What to work on: Every line containing the string "title" should be returned from the records.

Records supplied:
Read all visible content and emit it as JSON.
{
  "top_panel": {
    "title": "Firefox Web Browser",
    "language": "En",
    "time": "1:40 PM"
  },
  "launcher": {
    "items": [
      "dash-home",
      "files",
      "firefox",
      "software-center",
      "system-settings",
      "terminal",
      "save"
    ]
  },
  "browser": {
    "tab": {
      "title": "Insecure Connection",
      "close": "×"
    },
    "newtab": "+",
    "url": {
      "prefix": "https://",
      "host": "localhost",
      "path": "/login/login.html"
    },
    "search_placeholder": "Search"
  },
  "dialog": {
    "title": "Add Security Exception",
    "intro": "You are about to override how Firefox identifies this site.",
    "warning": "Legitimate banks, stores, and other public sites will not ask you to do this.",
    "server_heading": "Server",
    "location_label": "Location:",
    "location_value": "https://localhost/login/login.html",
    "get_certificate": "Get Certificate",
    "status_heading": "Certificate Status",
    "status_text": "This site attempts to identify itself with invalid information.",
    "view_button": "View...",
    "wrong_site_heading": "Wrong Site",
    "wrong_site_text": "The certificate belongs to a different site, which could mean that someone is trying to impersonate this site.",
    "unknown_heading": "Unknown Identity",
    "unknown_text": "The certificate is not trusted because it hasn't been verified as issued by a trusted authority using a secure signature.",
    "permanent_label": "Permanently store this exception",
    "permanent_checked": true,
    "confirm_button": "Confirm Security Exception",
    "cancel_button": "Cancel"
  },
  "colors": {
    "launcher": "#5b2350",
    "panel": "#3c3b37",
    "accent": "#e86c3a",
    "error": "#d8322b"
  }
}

Solved exercise:
    "title": "Firefox Web Browser",
      "title": "Insecure Connection",
    "title": "Add Security Exception",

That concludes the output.